And we've had this inflation/recession building up for approximately a decade now. It could take at least that long to get back out of it. So I would not chalk this up to "fear mongering". Fear mongering of the phantom menace called "terrorism" is what got us into this hole.

I'm reminded of an episode of Duckman (1994):

Once again, the U.S. is spending millions to oust a puppet they spent millions to get into office. They'll spend more millions on the coverup to hide having spent those millions and even more millions to discredit members of the media who report otherwise. It's a good thing they print their own money.

Other major comments by Zuzu:

* Inflation vs. deflation.

* Inflation, deflation, and the government's manipulation of the currency.

* A long, interesting quote on People & Power, rigged markets, the Plunge Protection Team, central planning, and the command monetary system (as opposed to planned economy).

Partway through that sequence, Fran Six popped in with a link to a set of charts she's constructed:

* A long-term chart depicting a deflationary boom since the Nasdaq crash in 2000 with its incipient manias in prices.

* The $US gold price divided by the $C with an overlay of a junior precious metal stock.

* The inverse of the gold/silver ratio.

* A very large chart depicting the silver/gold ratio with the added Wilder's ADX. Note the extreme position of the ADX indicator.

* A picture of insider buying for GBN.V in the last year.

* Oil price projection using fibonacci overlay.

* Dow Jones Industrial Crash, Oct. 1987.

* Nasdaq Crash, Apr. 2000.

There's one brief additional comment from Fran Six. She should feel encouraged to come back and explain more about those charts.

Near the end of the discussion's current endpoint, Spinobobot entered the conversation with a couple of comments (first, second) I'd quote at greater length, if this entry weren't already too long. He's in favor of welcoming our new robot overlords. Mostly, he talks about things monetarism doesn't:

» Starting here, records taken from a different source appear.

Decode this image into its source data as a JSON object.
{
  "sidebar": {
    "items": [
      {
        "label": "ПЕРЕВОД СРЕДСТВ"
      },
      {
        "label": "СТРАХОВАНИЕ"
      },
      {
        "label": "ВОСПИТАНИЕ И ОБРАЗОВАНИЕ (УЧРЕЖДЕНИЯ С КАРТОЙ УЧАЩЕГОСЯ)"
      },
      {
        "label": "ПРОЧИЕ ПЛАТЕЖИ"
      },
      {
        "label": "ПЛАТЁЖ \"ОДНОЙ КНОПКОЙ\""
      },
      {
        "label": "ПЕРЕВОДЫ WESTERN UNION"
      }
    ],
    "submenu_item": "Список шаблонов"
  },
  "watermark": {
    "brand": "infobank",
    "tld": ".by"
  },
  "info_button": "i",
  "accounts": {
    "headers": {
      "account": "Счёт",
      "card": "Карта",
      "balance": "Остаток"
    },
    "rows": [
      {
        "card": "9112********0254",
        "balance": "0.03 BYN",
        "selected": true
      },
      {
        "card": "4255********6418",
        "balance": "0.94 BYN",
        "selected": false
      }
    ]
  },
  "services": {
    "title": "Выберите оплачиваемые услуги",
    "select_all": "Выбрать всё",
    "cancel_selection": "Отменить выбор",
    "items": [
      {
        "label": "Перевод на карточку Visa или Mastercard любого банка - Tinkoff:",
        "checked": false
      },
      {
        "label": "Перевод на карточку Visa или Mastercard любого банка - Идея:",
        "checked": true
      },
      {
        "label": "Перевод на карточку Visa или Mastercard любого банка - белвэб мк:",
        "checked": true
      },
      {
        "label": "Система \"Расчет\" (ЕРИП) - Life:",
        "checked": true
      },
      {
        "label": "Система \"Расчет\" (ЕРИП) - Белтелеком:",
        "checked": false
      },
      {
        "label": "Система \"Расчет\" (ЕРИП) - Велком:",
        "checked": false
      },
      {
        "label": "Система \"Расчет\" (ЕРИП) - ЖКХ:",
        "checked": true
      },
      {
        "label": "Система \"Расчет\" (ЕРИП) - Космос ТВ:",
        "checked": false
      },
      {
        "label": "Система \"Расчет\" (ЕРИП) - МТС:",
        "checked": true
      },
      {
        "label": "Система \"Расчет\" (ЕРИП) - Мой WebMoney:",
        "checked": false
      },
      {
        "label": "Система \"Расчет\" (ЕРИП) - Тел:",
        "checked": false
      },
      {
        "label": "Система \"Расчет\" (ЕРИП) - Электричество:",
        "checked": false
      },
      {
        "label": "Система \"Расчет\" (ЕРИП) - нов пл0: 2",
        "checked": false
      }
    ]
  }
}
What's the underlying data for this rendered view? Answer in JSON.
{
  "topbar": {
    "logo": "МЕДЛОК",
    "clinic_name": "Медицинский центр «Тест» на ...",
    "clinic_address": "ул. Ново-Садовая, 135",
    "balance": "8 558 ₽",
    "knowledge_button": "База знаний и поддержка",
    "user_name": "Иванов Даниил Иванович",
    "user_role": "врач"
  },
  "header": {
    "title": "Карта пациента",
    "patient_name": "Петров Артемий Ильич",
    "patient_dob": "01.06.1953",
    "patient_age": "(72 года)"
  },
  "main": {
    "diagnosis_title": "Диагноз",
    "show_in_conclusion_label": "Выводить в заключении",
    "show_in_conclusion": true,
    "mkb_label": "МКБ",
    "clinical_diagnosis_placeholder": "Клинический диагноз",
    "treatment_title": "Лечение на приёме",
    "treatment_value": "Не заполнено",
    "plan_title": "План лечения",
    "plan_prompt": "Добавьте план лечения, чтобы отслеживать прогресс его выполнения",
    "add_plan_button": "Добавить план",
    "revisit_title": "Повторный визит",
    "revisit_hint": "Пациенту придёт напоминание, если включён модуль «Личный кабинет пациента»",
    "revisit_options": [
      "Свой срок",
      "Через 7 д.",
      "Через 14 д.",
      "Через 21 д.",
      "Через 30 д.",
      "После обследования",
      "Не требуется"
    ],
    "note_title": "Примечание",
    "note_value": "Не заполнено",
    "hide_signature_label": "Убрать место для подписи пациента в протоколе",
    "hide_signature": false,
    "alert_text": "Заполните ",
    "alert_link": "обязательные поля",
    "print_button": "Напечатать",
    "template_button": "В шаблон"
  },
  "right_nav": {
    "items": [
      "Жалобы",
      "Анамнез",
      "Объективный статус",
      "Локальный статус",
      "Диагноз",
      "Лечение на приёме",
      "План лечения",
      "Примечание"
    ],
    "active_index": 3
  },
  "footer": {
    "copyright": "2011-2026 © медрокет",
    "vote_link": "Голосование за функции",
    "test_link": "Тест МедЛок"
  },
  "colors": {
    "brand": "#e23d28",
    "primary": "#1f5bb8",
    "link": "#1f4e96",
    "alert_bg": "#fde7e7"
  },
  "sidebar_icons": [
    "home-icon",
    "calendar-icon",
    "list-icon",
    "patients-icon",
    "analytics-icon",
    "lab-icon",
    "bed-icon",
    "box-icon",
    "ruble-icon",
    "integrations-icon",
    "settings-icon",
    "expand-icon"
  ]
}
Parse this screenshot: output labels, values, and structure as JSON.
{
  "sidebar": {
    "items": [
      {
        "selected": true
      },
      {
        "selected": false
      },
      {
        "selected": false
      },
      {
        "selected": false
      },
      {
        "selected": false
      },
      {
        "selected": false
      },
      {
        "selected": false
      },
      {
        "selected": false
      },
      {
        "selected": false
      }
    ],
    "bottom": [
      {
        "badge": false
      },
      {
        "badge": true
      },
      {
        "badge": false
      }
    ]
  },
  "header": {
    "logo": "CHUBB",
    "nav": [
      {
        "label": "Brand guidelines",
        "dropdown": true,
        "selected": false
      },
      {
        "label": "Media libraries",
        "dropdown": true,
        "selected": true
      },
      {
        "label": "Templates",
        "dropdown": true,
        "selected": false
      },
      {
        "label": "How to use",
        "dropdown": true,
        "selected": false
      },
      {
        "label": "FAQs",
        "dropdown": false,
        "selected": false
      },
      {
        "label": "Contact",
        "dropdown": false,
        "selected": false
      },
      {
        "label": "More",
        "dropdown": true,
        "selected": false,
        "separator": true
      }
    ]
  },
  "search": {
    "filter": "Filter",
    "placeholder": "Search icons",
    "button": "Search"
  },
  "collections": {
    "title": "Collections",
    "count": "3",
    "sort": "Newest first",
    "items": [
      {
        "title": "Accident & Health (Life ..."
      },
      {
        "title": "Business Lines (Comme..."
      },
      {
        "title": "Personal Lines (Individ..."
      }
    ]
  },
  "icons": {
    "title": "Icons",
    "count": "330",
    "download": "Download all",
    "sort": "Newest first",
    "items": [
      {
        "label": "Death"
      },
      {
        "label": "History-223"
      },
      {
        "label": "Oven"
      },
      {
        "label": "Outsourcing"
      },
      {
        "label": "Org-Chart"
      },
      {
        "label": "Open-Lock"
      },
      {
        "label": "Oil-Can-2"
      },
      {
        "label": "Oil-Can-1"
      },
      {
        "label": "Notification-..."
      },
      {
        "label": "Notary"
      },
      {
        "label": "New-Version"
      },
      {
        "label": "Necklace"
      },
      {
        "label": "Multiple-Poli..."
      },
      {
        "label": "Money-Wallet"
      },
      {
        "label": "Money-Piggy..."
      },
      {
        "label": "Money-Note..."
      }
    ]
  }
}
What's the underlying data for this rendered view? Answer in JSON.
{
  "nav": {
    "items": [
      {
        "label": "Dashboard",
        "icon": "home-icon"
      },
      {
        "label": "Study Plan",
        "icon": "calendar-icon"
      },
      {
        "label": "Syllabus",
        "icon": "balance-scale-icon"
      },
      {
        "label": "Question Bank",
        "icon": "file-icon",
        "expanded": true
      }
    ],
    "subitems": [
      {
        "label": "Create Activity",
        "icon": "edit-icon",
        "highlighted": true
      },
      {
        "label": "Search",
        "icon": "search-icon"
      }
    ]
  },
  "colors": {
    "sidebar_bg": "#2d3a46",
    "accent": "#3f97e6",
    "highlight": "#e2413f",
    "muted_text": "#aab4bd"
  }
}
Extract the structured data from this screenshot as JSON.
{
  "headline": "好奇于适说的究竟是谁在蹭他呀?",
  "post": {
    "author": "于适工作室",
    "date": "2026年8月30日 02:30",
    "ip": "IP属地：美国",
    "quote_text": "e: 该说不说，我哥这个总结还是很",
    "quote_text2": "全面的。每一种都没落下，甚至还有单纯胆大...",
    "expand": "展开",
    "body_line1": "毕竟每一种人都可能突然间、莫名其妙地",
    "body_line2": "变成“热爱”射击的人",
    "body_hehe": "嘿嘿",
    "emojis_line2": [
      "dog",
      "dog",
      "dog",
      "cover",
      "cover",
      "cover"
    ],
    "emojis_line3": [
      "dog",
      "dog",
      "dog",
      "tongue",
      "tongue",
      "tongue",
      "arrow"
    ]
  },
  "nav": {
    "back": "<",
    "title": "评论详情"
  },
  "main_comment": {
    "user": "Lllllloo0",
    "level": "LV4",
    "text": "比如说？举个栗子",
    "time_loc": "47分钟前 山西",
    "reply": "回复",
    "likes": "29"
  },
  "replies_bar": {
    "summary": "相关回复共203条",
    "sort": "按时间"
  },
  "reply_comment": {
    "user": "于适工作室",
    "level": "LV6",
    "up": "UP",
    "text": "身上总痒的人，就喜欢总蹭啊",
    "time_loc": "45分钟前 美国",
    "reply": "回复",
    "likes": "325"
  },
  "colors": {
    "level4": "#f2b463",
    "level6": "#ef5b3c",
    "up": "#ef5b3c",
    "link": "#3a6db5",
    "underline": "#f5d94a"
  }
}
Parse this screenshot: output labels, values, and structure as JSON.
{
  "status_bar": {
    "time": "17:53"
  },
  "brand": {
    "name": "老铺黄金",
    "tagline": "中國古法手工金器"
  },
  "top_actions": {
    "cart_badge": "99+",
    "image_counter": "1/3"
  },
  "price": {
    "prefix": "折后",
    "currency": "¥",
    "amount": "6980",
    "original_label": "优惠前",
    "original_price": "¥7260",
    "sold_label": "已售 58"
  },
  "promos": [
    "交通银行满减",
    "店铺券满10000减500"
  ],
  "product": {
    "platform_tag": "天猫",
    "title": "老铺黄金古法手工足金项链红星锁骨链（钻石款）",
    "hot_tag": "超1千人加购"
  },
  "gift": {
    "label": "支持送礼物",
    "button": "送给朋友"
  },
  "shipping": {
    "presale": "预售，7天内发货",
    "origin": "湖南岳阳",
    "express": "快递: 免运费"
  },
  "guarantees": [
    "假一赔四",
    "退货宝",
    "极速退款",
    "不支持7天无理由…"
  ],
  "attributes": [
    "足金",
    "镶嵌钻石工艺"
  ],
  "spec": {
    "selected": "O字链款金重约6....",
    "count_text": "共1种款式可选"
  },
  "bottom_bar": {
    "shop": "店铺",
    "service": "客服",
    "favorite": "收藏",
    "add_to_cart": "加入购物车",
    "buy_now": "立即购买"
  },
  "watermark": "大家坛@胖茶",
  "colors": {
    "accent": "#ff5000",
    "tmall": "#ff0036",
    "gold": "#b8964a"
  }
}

In seriousness, I simply don't understand why some people trust "the market" to solve all of our problems. This quote particularly got me:

"You can't expect bureaucrats to know better than the market itself."

This market fundamentalism in which any economic woes are blamed on attempts to regulate and interfere with the economy is as unfalsifiable a position as the that of Marxists who maintained that the Soviet Union and other Communist nations weren't really Communist, because a true Communist nation would be successful. As though we didn't already see the fallout of total laissez-faire in the 19th Century.

I take your point about the problems of bureaucracy and I definitely think that market processes which are response to things like supply and demand have their benefits. I don't want to see the elimination of markets by any means.

But we need to put constraints on markets, establish certain kinds of incentives that exercise a general direction for how things will go. What I really don't like about unchecked markets is the way that they destroy common goods. Self-interest is not the only viable human motive.

The conversation's not over.